What is being asked: Could you please write out each line of the records exactly, minus the pictures?

------ Records provided ------

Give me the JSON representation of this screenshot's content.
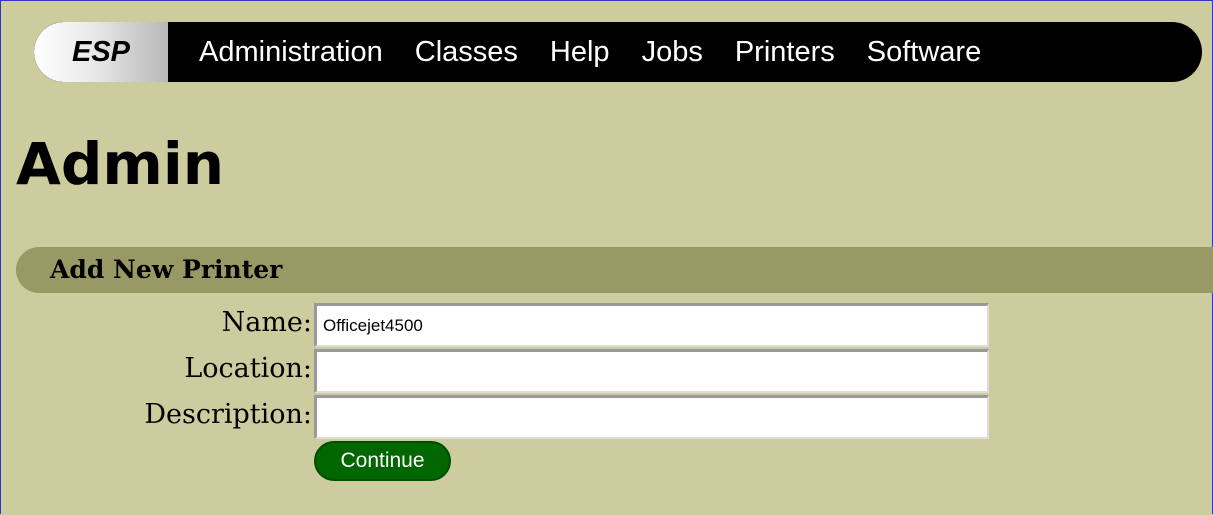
{
  "navbar": {
    "brand": "ESP",
    "items": [
      {
        "label": "Administration"
      },
      {
        "label": "Classes"
      },
      {
        "label": "Help"
      },
      {
        "label": "Jobs"
      },
      {
        "label": "Printers"
      },
      {
        "label": "Software"
      }
    ]
  },
  "page": {
    "title": "Admin"
  },
  "section": {
    "title": "Add New Printer"
  },
  "form": {
    "name_label": "Name:",
    "name_value": "Officejet4500",
    "location_label": "Location:",
    "location_value": "",
    "description_label": "Description:",
    "description_value": "",
    "continue_label": "Continue"
  },
  "colors": {
    "page_background": "#cccc9f",
    "navbar_background": "#000000",
    "section_bar": "#999966",
    "button_green": "#006600"
  }
}
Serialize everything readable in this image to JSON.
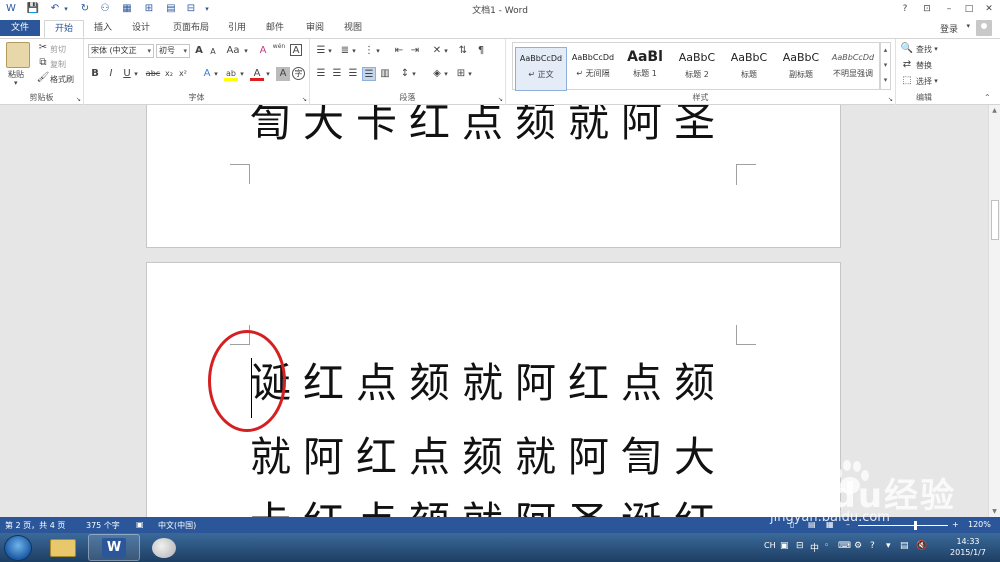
{
  "window": {
    "title": "文档1 - Word",
    "help": "?",
    "min": "–",
    "max": "□",
    "close": "✕"
  },
  "tabs": [
    {
      "label": "文件"
    },
    {
      "label": "开始"
    },
    {
      "label": "插入"
    },
    {
      "label": "设计"
    },
    {
      "label": "页面布局"
    },
    {
      "label": "引用"
    },
    {
      "label": "邮件"
    },
    {
      "label": "审阅"
    },
    {
      "label": "视图"
    }
  ],
  "account": {
    "login": "登录"
  },
  "clipboard": {
    "paste": "粘贴",
    "cut": "剪切",
    "copy": "复制",
    "format_painter": "格式刷",
    "label": "剪贴板"
  },
  "font": {
    "name": "宋体 (中文正",
    "size": "初号",
    "label": "字体",
    "bold": "B",
    "italic": "I",
    "underline": "U",
    "strike": "abc",
    "subscript": "x₂",
    "superscript": "x²",
    "case": "Aa",
    "grow": "A",
    "shrink": "A",
    "phonetic": "wén",
    "char_border": "A",
    "clear": "A",
    "highlight": "ab",
    "color": "A",
    "shading": "A",
    "circled": "字"
  },
  "paragraph": {
    "label": "段落"
  },
  "styles": {
    "label": "样式",
    "items": [
      {
        "sample": "AaBbCcDd",
        "name": "↵ 正文"
      },
      {
        "sample": "AaBbCcDd",
        "name": "↵ 无间隔"
      },
      {
        "sample": "AaBl",
        "name": "标题 1"
      },
      {
        "sample": "AaBbC",
        "name": "标题 2"
      },
      {
        "sample": "AaBbC",
        "name": "标题"
      },
      {
        "sample": "AaBbC",
        "name": "副标题"
      },
      {
        "sample": "AaBbCcDd",
        "name": "不明显强调"
      }
    ]
  },
  "editing": {
    "find": "查找",
    "replace": "替换",
    "select": "选择",
    "label": "编辑"
  },
  "document": {
    "page1_line": "訇大卡红点颏就阿圣",
    "page2_lines": [
      "诞红点颏就阿红点颏",
      "就阿红点颏就阿訇大",
      "卡红点颏就阿圣诞红"
    ]
  },
  "status": {
    "page": "第 2 页，共 4 页",
    "words": "375 个字",
    "language": "中文(中国)",
    "zoom": "120%"
  },
  "taskbar": {
    "ime": "CH",
    "ime_zh": "中",
    "time": "14:33",
    "date": "2015/1/7"
  },
  "watermark": {
    "logo": "Baidu经验",
    "url": "jingyan.baidu.com"
  },
  "colors": {
    "accent": "#2b579a",
    "annotation": "#d42020"
  }
}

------

Result:
Give me the JSON representation of this screenshot's content.
{
  "navbar": {
    "brand": "ESP",
    "items": [
      {
        "label": "Administration"
      },
      {
        "label": "Classes"
      },
      {
        "label": "Help"
      },
      {
        "label": "Jobs"
      },
      {
        "label": "Printers"
      },
      {
        "label": "Software"
      }
    ]
  },
  "page": {
    "title": "Admin"
  },
  "section": {
    "title": "Add New Printer"
  },
  "form": {
    "name_label": "Name:",
    "name_value": "Officejet4500",
    "location_label": "Location:",
    "location_value": "",
    "description_label": "Description:",
    "description_value": "",
    "continue_label": "Continue"
  },
  "colors": {
    "page_background": "#cccc9f",
    "navbar_background": "#000000",
    "section_bar": "#999966",
    "button_green": "#006600"
  }
}
Serialize everything readable in this image to JSON.
{
  "window": {
    "title": "文档1 - Word",
    "help": "?",
    "min": "–",
    "max": "□",
    "close": "✕"
  },
  "tabs": [
    {
      "label": "文件"
    },
    {
      "label": "开始"
    },
    {
      "label": "插入"
    },
    {
      "label": "设计"
    },
    {
      "label": "页面布局"
    },
    {
      "label": "引用"
    },
    {
      "label": "邮件"
    },
    {
      "label": "审阅"
    },
    {
      "label": "视图"
    }
  ],
  "account": {
    "login": "登录"
  },
  "clipboard": {
    "paste": "粘贴",
    "cut": "剪切",
    "copy": "复制",
    "format_painter": "格式刷",
    "label": "剪贴板"
  },
  "font": {
    "name": "宋体 (中文正",
    "size": "初号",
    "label": "字体",
    "bold": "B",
    "italic": "I",
    "underline": "U",
    "strike": "abc",
    "subscript": "x₂",
    "superscript": "x²",
    "case": "Aa",
    "grow": "A",
    "shrink": "A",
    "phonetic": "wén",
    "char_border": "A",
    "clear": "A",
    "highlight": "ab",
    "color": "A",
    "shading": "A",
    "circled": "字"
  },
  "paragraph": {
    "label": "段落"
  },
  "styles": {
    "label": "样式",
    "items": [
      {
        "sample": "AaBbCcDd",
        "name": "↵ 正文"
      },
      {
        "sample": "AaBbCcDd",
        "name": "↵ 无间隔"
      },
      {
        "sample": "AaBl",
        "name": "标题 1"
      },
      {
        "sample": "AaBbC",
        "name": "标题 2"
      },
      {
        "sample": "AaBbC",
        "name": "标题"
      },
      {
        "sample": "AaBbC",
        "name": "副标题"
      },
      {
        "sample": "AaBbCcDd",
        "name": "不明显强调"
      }
    ]
  },
  "editing": {
    "find": "查找",
    "replace": "替换",
    "select": "选择",
    "label": "编辑"
  },
  "document": {
    "page1_line": "訇大卡红点颏就阿圣",
    "page2_lines": [
      "诞红点颏就阿红点颏",
      "就阿红点颏就阿訇大",
      "卡红点颏就阿圣诞红"
    ]
  },
  "status": {
    "page": "第 2 页，共 4 页",
    "words": "375 个字",
    "language": "中文(中国)",
    "zoom": "120%"
  },
  "taskbar": {
    "ime": "CH",
    "ime_zh": "中",
    "time": "14:33",
    "date": "2015/1/7"
  },
  "watermark": {
    "logo": "Baidu经验",
    "url": "jingyan.baidu.com"
  },
  "colors": {
    "accent": "#2b579a",
    "annotation": "#d42020"
  }
}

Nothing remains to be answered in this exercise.